Apr 29, 2011 (LBO) – Sri Lanka’s banking regulator has imposed limits on commercial bank exposure to the stock market which has been among Asia’s top performing bourses in the last two years. New guidelines issued by the central bank limits bank lending to buy stocks to less than 05 percent of total loans, with those over the new limit required to reduce exposure by March 31, 2012.
Margin trading facilities cannot exceed 50 percent of the market value of customers’ share portfolios at the close of each trading day, the central bank said in a statement.
The regulator has also imposed limits on issue of guarantees to buy shares, saying they cannot exceed fifty percent of the value of initial public offerings.
The move came after criticism that small investors were being unfairly denied a chance to invest in IPOs with a spate of recent IPOs being heavily oversubscribed by big investors using bank guarantees.
The sharp rise in stock prices has also raised fears of a stock market bubble.

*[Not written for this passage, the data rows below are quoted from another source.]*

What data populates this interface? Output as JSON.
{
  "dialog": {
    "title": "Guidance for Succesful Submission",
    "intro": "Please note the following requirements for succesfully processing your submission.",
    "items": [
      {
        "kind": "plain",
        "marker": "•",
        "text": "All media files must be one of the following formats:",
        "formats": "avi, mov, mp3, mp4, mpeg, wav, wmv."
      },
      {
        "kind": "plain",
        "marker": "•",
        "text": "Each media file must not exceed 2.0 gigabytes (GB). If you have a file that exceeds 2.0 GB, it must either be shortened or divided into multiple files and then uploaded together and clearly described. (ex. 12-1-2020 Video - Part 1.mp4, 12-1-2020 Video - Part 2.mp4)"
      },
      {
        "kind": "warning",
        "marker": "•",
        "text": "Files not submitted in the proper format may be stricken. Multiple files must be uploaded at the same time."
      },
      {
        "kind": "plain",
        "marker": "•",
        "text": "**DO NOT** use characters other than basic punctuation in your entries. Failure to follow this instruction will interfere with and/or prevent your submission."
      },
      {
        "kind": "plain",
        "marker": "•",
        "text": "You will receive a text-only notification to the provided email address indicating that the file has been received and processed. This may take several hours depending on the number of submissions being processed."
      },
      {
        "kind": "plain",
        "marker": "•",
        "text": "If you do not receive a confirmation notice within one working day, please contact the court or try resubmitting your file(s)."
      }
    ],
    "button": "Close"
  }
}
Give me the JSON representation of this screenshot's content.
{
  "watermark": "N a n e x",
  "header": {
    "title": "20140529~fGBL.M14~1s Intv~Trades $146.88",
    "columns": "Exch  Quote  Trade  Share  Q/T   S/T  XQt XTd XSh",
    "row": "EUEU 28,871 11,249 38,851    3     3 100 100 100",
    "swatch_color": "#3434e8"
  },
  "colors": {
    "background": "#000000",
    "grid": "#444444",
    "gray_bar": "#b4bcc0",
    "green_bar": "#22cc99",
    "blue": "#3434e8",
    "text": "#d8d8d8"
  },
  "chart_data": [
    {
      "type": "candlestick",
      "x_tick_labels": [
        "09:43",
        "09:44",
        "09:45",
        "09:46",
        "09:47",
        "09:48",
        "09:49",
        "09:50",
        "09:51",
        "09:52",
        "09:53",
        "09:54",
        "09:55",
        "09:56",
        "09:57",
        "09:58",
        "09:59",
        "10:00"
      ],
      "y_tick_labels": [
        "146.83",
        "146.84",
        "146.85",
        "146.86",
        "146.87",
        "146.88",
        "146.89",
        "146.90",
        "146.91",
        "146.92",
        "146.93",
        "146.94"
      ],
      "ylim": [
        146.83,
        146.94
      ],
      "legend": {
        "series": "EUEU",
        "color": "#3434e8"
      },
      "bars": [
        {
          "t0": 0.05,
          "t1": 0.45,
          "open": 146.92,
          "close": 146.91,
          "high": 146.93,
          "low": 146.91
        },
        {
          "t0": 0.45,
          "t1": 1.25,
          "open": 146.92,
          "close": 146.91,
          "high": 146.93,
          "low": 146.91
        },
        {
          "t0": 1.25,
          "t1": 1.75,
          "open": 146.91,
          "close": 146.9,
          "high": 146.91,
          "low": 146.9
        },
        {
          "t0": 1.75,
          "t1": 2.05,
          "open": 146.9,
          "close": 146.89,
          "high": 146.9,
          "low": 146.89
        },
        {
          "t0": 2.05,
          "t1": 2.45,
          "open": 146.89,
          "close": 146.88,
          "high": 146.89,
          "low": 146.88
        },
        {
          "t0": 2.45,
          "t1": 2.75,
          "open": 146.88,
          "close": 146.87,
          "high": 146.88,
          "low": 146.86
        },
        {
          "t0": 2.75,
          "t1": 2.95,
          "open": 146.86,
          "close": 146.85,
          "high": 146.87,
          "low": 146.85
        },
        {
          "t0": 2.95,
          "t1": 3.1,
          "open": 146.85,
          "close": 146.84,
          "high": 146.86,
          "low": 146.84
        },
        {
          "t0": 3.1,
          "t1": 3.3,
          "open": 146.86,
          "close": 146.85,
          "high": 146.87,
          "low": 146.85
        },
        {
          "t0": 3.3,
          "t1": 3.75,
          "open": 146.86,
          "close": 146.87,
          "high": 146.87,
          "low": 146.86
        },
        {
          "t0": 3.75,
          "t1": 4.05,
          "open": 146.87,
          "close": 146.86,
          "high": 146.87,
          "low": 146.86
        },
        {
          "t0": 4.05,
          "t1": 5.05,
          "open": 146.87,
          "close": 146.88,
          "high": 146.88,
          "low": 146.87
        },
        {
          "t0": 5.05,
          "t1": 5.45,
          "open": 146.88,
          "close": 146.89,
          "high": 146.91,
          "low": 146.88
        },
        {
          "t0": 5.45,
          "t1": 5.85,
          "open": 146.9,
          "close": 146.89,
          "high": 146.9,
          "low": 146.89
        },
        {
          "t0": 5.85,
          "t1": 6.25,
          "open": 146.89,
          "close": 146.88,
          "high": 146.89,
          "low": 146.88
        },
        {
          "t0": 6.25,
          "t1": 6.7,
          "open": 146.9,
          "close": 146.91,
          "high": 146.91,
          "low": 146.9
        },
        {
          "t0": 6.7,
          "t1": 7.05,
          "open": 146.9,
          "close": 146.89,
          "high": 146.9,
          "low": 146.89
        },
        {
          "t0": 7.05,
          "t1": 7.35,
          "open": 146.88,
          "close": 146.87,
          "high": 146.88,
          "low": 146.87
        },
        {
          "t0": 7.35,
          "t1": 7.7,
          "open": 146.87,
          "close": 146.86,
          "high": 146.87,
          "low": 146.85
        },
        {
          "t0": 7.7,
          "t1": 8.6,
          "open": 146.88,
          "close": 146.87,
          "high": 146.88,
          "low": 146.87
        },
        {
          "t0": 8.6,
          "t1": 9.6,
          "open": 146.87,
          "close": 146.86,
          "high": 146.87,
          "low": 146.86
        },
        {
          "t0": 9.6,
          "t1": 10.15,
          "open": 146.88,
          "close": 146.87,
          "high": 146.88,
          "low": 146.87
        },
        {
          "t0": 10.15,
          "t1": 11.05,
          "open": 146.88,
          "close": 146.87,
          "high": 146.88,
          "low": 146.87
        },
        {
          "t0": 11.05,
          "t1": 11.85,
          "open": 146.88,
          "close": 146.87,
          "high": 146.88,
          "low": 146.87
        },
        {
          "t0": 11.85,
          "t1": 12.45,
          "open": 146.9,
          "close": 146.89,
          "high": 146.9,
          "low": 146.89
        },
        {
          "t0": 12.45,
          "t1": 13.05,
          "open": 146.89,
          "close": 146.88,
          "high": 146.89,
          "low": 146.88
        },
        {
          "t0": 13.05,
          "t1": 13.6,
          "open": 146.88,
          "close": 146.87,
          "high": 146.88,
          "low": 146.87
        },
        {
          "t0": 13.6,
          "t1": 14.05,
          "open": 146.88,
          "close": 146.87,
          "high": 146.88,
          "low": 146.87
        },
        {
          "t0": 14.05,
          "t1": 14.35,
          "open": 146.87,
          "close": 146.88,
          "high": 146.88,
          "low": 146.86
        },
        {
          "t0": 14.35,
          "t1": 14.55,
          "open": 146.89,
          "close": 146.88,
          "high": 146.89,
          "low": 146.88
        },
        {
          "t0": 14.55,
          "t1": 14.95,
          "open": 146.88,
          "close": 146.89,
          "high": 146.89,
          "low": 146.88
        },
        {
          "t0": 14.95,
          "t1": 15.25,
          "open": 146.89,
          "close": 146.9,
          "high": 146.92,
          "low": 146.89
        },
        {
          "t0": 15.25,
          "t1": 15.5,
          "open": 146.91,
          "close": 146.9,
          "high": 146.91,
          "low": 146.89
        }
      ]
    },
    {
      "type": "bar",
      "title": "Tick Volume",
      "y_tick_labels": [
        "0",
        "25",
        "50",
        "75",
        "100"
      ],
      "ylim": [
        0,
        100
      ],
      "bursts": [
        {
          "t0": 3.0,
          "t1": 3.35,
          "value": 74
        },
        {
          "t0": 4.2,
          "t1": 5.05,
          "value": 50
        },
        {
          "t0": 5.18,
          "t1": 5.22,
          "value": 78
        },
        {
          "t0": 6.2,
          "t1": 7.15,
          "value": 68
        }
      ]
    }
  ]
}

“The Monetary Board is of the view that excessive exposure of banks to the stock market may expose banks to systemic risks arising from possible volatility and price bubbles of assets,” the